Your assignment: Each line of the listing below that includes "location" should be reported.

Exercise data:

════════════════════

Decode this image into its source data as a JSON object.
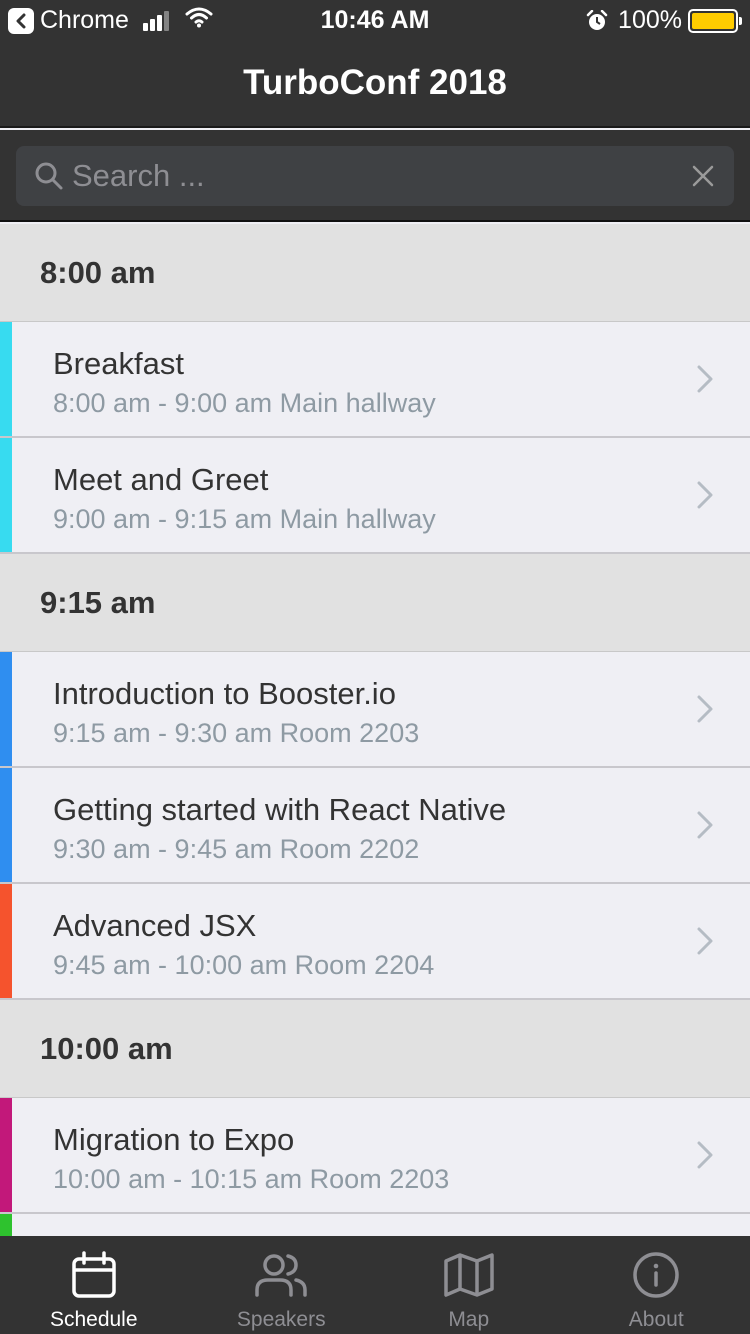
{
  "status_bar": {
    "back_app": "Chrome",
    "time": "10:46 AM",
    "battery": "100%",
    "battery_level": 1.0,
    "battery_color": "#ffcc00"
  },
  "nav": {
    "title": "TurboConf 2018"
  },
  "search": {
    "placeholder": "Search ...",
    "value": ""
  },
  "sections": [
    {
      "time": "8:00 am",
      "sessions": [
        {
          "title": "Breakfast",
          "time_range": "8:00 am - 9:00 am",
          "location": "Main hallway",
          "color": "#37dbf0"
        },
        {
          "title": "Meet and Greet",
          "time_range": "9:00 am - 9:15 am",
          "location": "Main hallway",
          "color": "#37dbf0"
        }
      ]
    },
    {
      "time": "9:15 am",
      "sessions": [
        {
          "title": "Introduction to Booster.io",
          "time_range": "9:15 am - 9:30 am",
          "location": "Room 2203",
          "color": "#2f8ef0"
        },
        {
          "title": "Getting started with React Native",
          "time_range": "9:30 am - 9:45 am",
          "location": "Room 2202",
          "color": "#2f8ef0"
        },
        {
          "title": "Advanced JSX",
          "time_range": "9:45 am - 10:00 am",
          "location": "Room 2204",
          "color": "#f5532d"
        }
      ]
    },
    {
      "time": "10:00 am",
      "sessions": [
        {
          "title": "Migration to Expo",
          "time_range": "10:00 am - 10:15 am",
          "location": "Room 2203",
          "color": "#c2187a"
        },
        {
          "title": "",
          "time_range": "",
          "location": "",
          "color": "#2ec22e"
        }
      ]
    }
  ],
  "tabs": [
    {
      "label": "Schedule",
      "icon": "calendar-icon",
      "active": true
    },
    {
      "label": "Speakers",
      "icon": "users-icon",
      "active": false
    },
    {
      "label": "Map",
      "icon": "map-icon",
      "active": false
    },
    {
      "label": "About",
      "icon": "info-icon",
      "active": false
    }
  ]
}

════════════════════

Answer space:
          "location": "Main hallway",
          "location": "Main hallway",
          "location": "Room 2203",
          "location": "Room 2202",
          "location": "Room 2204",
          "location": "Room 2203",
          "location": "",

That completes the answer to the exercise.